NEW YORK—Mayor Michael Bloomberg announced Tuesday that high school graduation rates in the city were at an all time high of 66 percent. The mayor, accompanied by Schools Chancellor Dennis M. Walcott, made the announcement at the City College Academy of the Arts in Upper Manhattan.
“I think [the rise in the graduation rate] shows further evidence the incredible progress that New York City students are making and the success our school reforms have had in transitioning and transforming an educational system that was once a case study in dysfunction into one that’s reaching new heights of achievement every year,” said Bloomberg.
According to preliminary figures, the graduation rate for the 2012–13 school year was 66 percent. Eight years ago, when the state first began releasing city graduation rates, it was just 46 percent.

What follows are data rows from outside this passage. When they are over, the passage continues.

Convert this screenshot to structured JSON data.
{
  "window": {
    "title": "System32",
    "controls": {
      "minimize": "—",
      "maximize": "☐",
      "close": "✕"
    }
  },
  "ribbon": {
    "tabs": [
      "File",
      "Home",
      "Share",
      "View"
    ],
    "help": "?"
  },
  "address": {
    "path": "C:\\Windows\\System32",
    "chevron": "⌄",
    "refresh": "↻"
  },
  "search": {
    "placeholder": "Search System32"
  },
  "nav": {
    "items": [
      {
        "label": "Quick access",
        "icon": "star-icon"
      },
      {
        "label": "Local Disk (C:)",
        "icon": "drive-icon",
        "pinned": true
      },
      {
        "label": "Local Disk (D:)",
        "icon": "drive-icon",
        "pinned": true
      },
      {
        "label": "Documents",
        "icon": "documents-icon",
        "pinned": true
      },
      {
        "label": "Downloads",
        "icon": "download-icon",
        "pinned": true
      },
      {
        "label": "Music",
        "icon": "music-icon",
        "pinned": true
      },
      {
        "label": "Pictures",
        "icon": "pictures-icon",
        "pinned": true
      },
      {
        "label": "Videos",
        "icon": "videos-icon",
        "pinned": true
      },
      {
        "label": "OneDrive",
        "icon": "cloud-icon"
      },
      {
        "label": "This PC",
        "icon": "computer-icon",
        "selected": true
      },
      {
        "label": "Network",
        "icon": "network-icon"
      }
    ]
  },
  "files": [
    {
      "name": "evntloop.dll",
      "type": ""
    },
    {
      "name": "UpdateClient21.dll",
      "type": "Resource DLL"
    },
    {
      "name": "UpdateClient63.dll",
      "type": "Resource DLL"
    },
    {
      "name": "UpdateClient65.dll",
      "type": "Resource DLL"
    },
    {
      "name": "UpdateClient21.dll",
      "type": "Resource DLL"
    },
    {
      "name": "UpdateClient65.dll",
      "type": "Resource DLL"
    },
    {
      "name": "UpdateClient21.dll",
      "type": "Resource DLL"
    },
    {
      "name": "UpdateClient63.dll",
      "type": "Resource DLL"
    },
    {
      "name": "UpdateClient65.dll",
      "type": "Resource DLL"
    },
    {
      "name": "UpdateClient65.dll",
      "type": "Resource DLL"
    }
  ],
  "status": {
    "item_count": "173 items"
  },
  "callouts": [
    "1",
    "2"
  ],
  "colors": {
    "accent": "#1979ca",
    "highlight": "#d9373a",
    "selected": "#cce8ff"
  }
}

Black and Hispanic students made the most progress. Graduation rates increased by 53 percent for black students and 58 percent for Hispanic students. In addition, dropout rates decreased by half since 2005.
Of the students who graduate, more are prepared for college than before. In 2005, 32 percent of students graduated college-ready compared to 46 percent in 2013. The College Readiness Index looks at SATs, ACTs, and CUNY Assessment tests.

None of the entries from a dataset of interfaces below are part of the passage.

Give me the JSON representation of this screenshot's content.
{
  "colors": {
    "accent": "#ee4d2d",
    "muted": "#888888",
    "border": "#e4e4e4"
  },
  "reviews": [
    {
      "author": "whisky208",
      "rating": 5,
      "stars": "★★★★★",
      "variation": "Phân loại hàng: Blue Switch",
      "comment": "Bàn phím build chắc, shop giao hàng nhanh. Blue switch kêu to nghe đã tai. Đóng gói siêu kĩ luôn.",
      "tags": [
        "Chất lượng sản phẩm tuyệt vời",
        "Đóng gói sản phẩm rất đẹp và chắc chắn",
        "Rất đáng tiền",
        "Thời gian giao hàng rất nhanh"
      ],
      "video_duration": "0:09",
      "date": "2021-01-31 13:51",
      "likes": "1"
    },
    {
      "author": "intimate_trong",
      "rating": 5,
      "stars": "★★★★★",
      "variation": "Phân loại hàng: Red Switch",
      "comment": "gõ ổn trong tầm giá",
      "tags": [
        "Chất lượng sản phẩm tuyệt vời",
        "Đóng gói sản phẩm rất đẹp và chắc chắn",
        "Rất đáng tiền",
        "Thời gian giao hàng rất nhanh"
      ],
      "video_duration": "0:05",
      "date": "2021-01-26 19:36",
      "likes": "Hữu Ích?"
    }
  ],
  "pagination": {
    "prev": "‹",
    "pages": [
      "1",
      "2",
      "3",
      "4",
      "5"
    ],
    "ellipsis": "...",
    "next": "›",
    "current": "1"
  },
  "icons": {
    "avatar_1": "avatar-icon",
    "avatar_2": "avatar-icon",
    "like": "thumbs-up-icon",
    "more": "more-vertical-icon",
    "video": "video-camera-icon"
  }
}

“So when people say, ‘Oh, more are graduating but they’re not ready for college,’ that’s not true,” said Bloomberg.
One of the major reasons for the rise in high school graduation rates, according to the mayor, is the improvement of elementary and middle school education, which lays a good foundation for new high school students. Currently, 22 out of 25 top performing elementary and middle schools in the state are in New York City. Twelve years ago, there were no schools from the city on that list.
He attributed the overall progress to several strategies implemented by the city’s Department of Education that include creating more and smaller schools focused on college prep, and establishing the school accountability system. In the system, schools are graded according to academic performance and school statistics are available to the public online.
“High school is no longer enough, you have to graduate being ready to go to college or to a career,” said Dennis Walcott, chancellor of the New York City Department of Education. “With our accountability system in measuring the performance of our schools, we’re able to factor that in the school’s grade … and people overall have information on how well a school is doing.”
In less than a month, Bloomberg will hand over the city to Bill de Blasio, who has very different ideas about education reform.
“We’re handing off a system to the next administration that is in motion, on a steady upward trajectory with a strong foundation for continued improvement,” said Bloomberg. “We have shown something that works, that doesn’t mean you couldn’t do better.”
Yi Yang is a special correspondent in New York.